Dad's Army says that workplace culture is still being defined by a generation of "dinosaur dads" - the previous generation of corporate men who were supported by stay-at-home wives. They have woken up to the fact that they now employ mothers, but few have paid attention to the fact that this means they now employ a different kind of father.
"A new and important divide in the workplace is the one between fathers in their 50s and those in, say, their 30s. Most of the former group have wives who stayed at home to raise their kids, at least in the pre-school years. Most of the latter group have wives or partners who work," said the report.
Today, 59% of mothers with pre-school children who are either married or co-habiting are also holding down a job. This has forced changes on the domestic front, with evidence that more men are taking on some domestic tasks and care of the children. But how these new responsibilities affect working fathers has not yet registered on the corporate radar.
As a result, working fathers are nervous about taking paternity leave, or asking for time off or flexible working to help them manage their childcare responsibilities. They often prefer to parent by stealth, using off-site client meetings to cover up for the time they spend looking after their children, rather than risk appearing uncommitted or less masculine in front of their colleagues.

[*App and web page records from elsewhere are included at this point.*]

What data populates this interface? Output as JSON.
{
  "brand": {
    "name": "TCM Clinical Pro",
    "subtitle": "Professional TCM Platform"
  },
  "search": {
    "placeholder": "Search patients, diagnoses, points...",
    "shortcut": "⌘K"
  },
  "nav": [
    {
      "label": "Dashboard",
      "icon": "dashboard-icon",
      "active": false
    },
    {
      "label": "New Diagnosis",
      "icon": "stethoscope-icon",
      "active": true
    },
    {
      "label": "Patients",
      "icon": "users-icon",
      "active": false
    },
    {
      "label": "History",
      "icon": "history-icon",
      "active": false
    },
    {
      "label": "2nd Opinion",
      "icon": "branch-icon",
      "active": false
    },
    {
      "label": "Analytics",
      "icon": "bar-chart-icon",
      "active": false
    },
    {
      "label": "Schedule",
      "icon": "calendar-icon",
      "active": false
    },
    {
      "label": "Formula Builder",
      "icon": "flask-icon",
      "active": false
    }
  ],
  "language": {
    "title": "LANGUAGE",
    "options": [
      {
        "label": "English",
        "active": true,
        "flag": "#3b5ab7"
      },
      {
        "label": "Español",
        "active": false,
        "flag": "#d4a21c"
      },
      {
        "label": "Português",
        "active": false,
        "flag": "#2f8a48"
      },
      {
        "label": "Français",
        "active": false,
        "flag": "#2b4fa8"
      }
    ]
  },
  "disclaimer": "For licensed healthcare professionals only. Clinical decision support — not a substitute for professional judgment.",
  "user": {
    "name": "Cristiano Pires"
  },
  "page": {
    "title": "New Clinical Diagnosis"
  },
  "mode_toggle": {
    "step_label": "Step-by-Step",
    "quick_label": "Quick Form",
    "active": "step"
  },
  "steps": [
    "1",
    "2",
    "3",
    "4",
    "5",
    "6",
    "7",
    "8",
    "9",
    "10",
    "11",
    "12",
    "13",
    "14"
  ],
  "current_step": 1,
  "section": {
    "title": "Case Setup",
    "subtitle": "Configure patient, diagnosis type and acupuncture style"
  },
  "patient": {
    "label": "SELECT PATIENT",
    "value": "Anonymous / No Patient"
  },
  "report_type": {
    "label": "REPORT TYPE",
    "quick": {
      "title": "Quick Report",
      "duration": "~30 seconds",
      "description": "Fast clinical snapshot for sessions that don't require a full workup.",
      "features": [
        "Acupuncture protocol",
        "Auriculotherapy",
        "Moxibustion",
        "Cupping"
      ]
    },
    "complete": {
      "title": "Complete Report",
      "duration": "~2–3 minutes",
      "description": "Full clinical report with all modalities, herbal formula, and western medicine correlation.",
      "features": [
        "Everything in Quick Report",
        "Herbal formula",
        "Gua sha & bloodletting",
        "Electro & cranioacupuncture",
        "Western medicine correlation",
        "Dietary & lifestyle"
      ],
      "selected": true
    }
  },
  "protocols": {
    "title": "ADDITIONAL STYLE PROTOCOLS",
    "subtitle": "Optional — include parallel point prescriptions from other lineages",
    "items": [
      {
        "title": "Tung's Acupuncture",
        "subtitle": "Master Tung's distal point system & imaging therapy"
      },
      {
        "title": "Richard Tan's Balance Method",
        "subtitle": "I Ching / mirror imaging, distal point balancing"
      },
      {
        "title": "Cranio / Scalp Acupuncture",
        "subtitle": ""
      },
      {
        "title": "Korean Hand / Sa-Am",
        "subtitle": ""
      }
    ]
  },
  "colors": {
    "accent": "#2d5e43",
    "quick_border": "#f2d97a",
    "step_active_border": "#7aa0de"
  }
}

Most companies point to the paternity leave they offer as evidence of father-friendliness. However, according to the report, only 65% of companies offer paternity leave and it is often not taken up by men due to the fear of discrimination for wanting time off for childcare reasons.